The research also indicates that people with underlying health conditions, whom the NHS has deemed at ‘high risk’ from coronavirus, are continuing to show up for work.
“We are scared,” one respondent said. “There are people who fall in the 12 week [‘high risk’] isolation bracket who are being told to come into work.”
Another said: “They’re playing Russian roulette with our lives”.
‘Invisible front line’
Professor Taylor at Strathclyde University said: “Call centre workers work on a largely invisible front line, many now providing essential services – but many not.”
“Hidden from public view too are the serious hazards that so very many are now facing from potential exposure to Covid-19.”
“Even where social distancing is in place it is virtually impossible to implement effectively – and profound concerns exist over sanitisation and cleanliness; most acutely manifest in that perennial bugbear of hot desking.”
“Combining these hazards with air conditioning systems in sealed buildings circulating re-used air leads huge numbers of call-handlers to be justifiably fearful.”
He added that most call centre work could be done from home, but few firms have adopted this. “There is some best practice where organisations have been seriously committed to making their workers secure through homeworking,” he said, urging that these measures be “widely emulated”.
‘Urgent letter’ to the Business Secretary
Responding to this research, Liberal Democracy leadership contender Layla Moran has written to Business Secretary Alok Sharma. In a letter seen by openDemocracy, the Oxford West MP asks:
“What action is being taken by the government to protect call centre workers”; “what sanctions has the government introduced for those companies which fail to follow social distancing guidelines in such premises?” and “Will you commit to looking specifically at the question of call centres and their workers and what can be done to stop them becoming major centres of transmission?”.
Shadow worker rights minister Andy McDonald said: “The government’s guidance must be strictly implemented and enforced, in the interests of workers’ safety and to protect public health”. He called for union representatives to be involved to ensure “workplaces are safe to work in now and when we emerge from this crisis.”
Labour MP Clive Lewis MP also commented on the survey, saying: “This research demonstrates what many call centre workers already knew: that many work for companies with little regard for their well being.”
“Hardly surprising in a sector where major trade unions to this day still campaign ‘for easy access to drinking water’ for call centre staff, where ‘surveillance capitalism’ in the form of software programs monitor everything from toilet breaks to time spent on a call.”
“This government should give the health and safety executive real teeth and real resources to close any non-essential operations down and force them to furlough their workers on full pay. Anything less fails to take the COVID-19 threat seriously.”
Responding to questions from openDemocracy about unsafe workplaces, a UK government spokesman said there was no intention to follow the Welsh and Scottish government’s example to legislate to enforce social distancing at work, and that “there is no guidance that implies only essential work can continue.”

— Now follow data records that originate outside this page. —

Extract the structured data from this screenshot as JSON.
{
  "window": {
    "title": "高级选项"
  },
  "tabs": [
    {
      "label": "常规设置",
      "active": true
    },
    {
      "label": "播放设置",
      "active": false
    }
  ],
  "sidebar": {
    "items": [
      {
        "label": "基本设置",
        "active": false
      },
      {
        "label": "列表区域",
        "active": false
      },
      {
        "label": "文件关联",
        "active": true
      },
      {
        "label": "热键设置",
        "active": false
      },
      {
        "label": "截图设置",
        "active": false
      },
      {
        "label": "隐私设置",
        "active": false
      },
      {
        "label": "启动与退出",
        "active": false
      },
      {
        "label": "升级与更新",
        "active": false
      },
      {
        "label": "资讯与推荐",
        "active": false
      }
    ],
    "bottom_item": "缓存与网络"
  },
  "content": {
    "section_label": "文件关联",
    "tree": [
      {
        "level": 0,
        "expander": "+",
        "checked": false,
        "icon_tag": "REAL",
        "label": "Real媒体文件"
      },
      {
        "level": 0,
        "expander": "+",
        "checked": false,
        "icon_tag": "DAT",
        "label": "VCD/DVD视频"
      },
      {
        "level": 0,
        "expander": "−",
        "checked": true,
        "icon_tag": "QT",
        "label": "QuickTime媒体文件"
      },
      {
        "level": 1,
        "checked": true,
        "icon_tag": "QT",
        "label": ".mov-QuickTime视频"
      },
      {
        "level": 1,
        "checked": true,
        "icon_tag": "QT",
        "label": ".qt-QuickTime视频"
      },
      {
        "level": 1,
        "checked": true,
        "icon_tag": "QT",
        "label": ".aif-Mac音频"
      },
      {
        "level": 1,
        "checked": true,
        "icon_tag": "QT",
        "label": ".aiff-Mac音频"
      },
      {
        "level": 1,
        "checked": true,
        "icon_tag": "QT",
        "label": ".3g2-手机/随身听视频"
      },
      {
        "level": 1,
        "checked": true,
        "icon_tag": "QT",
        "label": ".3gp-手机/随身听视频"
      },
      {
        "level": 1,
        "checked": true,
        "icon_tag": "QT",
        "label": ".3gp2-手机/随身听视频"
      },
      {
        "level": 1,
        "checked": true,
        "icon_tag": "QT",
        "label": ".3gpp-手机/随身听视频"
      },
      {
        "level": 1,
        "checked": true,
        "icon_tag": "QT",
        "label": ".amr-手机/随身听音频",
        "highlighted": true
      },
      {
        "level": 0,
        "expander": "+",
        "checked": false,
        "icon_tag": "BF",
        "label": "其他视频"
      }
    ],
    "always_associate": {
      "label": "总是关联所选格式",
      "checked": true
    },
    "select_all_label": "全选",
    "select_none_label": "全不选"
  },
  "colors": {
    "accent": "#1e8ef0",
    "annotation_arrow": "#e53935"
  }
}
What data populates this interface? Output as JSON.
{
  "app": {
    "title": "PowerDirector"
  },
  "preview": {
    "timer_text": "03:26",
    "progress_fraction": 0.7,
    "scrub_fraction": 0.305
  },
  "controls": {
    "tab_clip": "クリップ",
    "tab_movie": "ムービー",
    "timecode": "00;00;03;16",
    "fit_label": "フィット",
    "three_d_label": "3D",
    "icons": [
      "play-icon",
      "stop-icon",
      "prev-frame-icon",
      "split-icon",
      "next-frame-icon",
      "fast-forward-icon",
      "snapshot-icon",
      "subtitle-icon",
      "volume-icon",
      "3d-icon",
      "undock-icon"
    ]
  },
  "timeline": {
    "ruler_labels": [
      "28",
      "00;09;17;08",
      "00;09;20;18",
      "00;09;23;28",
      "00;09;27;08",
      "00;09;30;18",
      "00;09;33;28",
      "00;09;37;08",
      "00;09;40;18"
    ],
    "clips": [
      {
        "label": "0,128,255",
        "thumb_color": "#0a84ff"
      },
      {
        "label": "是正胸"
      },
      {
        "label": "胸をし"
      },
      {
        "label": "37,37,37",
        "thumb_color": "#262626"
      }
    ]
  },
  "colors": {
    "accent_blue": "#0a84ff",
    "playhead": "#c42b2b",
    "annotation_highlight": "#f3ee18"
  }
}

“I imagine that there will be a number of legal cases when this is all over”, he added.
The Strathclyde University research is ongoing. Any call centre workers can complete the survey here.